= EXERCISE =
Find the word "selected" below. Copy each line that has it.

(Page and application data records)
■ ■ ■ ■ ■ ■ ■

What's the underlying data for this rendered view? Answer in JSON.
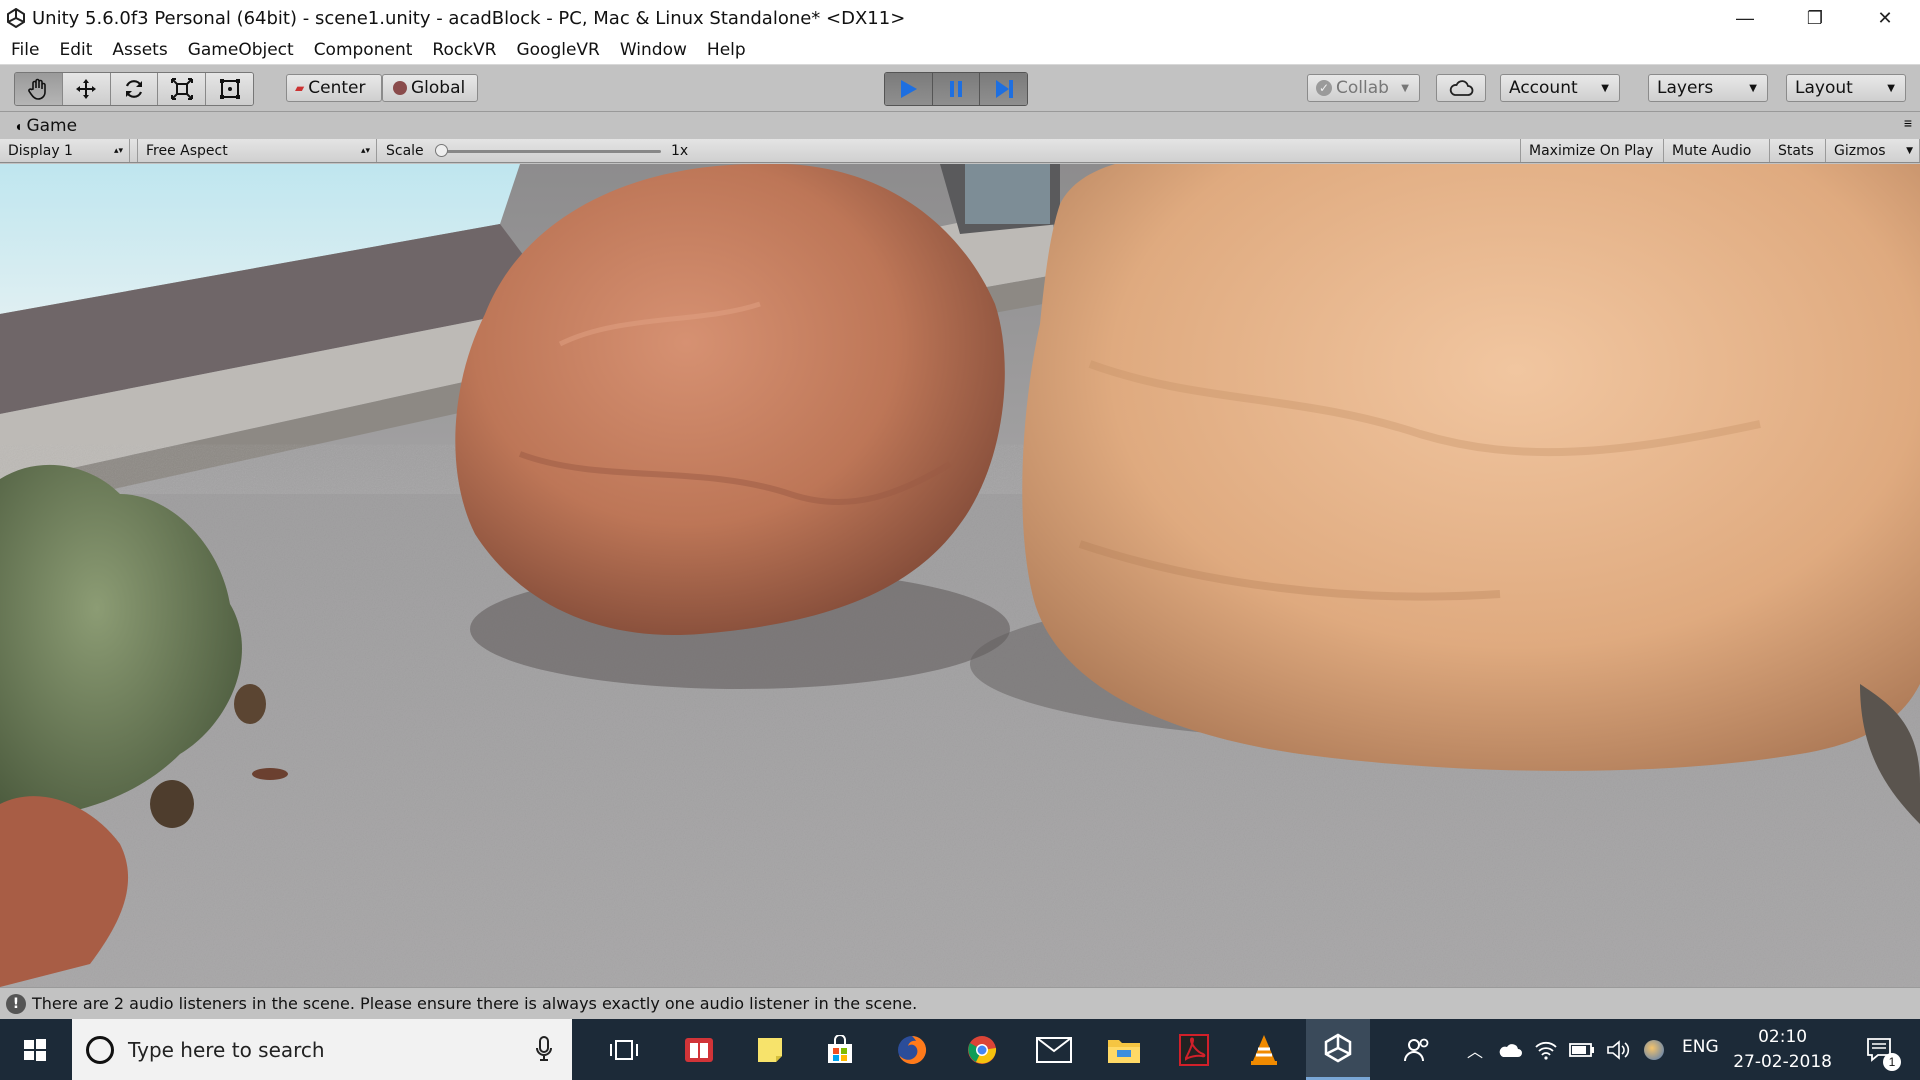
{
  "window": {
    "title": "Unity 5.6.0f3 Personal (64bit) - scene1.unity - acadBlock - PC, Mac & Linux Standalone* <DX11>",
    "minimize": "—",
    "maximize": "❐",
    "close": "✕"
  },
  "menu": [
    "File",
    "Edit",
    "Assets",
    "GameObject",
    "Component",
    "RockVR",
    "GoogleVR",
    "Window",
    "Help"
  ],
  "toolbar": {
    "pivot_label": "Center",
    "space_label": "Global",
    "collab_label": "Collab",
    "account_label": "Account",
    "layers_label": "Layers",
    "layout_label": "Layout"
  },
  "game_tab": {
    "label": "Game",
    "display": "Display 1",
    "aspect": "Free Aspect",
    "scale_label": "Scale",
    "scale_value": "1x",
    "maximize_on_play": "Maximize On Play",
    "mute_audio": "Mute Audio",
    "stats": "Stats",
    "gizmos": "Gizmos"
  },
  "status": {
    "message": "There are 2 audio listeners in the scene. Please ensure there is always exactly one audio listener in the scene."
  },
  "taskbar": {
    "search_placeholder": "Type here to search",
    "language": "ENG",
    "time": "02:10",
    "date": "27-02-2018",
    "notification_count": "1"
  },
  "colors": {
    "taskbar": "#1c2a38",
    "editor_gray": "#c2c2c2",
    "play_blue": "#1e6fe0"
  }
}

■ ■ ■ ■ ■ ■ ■

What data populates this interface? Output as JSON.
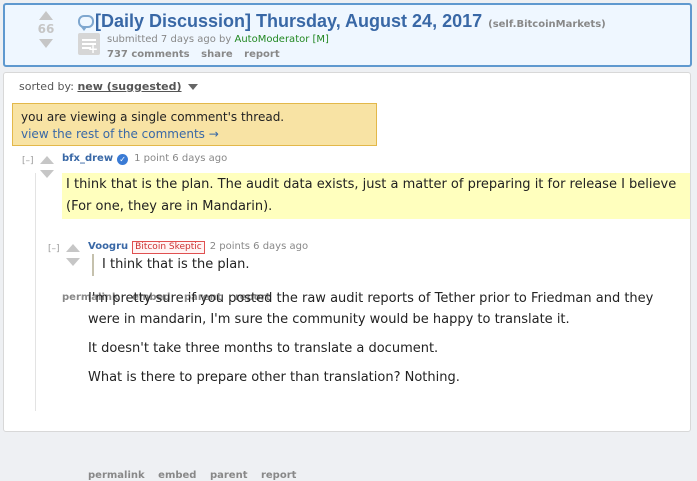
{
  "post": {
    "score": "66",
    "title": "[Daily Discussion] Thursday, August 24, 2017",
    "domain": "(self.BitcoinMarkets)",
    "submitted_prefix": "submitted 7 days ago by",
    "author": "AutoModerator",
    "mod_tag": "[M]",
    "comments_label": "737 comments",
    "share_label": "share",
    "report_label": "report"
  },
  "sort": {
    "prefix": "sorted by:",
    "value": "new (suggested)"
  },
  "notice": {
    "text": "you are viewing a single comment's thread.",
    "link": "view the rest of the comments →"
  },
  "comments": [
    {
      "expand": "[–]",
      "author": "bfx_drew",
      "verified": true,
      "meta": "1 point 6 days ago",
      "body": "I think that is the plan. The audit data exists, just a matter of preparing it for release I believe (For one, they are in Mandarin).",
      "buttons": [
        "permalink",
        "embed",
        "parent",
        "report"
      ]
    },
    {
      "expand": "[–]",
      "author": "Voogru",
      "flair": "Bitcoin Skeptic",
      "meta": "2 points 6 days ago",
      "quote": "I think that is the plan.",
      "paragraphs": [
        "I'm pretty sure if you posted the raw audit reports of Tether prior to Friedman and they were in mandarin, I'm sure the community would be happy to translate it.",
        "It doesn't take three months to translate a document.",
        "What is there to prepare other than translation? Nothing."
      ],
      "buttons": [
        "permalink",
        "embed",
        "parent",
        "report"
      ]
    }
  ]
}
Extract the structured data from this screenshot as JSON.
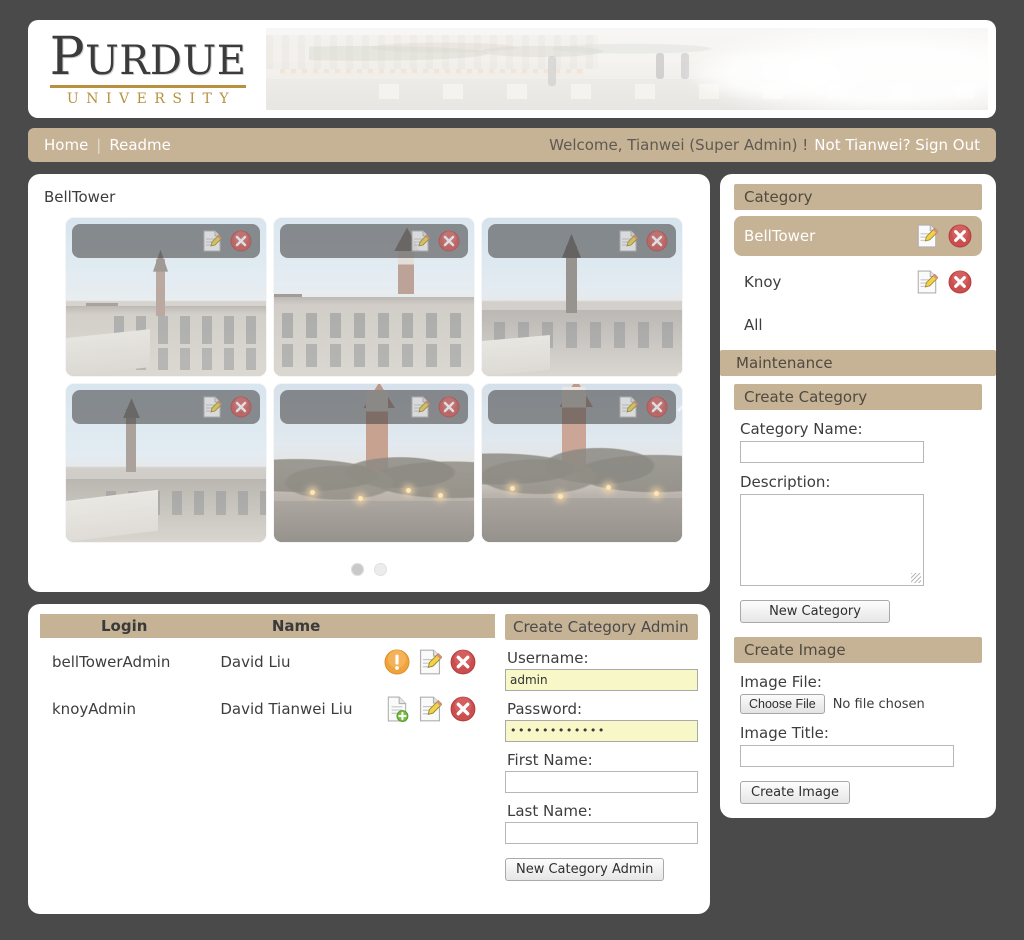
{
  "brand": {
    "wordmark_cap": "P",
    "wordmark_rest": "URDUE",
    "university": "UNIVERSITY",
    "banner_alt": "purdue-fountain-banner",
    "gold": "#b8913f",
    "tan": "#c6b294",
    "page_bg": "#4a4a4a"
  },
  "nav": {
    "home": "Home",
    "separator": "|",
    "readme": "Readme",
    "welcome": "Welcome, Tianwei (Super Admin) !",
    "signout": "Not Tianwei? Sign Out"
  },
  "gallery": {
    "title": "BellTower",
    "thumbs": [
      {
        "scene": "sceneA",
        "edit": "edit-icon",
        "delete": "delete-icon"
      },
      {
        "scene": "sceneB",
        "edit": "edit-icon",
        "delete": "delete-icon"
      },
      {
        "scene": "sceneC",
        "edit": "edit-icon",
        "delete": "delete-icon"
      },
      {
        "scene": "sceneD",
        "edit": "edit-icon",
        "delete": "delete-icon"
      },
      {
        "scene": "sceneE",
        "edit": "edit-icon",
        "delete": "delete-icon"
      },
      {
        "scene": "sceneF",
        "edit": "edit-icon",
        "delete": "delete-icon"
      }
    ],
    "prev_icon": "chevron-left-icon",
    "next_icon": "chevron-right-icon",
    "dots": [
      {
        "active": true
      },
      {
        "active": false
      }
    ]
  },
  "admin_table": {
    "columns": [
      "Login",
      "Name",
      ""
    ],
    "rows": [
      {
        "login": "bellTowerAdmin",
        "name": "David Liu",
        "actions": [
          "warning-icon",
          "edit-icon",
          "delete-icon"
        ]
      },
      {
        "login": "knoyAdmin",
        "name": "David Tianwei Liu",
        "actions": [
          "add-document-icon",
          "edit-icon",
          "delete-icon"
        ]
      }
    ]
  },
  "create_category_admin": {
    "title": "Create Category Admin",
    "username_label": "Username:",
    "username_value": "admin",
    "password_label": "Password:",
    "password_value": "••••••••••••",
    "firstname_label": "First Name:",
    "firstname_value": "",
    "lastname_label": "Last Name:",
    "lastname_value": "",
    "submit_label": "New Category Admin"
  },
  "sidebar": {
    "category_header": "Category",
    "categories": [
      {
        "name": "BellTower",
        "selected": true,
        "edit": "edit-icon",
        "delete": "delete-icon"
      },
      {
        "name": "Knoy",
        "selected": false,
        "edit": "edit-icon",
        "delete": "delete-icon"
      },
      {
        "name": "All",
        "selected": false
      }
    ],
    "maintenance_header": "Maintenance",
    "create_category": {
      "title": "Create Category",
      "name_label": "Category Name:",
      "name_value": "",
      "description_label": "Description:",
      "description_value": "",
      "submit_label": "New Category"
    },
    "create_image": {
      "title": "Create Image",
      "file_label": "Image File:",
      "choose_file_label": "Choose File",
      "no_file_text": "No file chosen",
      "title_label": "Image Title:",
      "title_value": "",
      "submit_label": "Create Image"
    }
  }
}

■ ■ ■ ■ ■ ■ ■

= SOLUTION TO THIS TASK =
        "selected": true,
        "selected": false,
        "selected": false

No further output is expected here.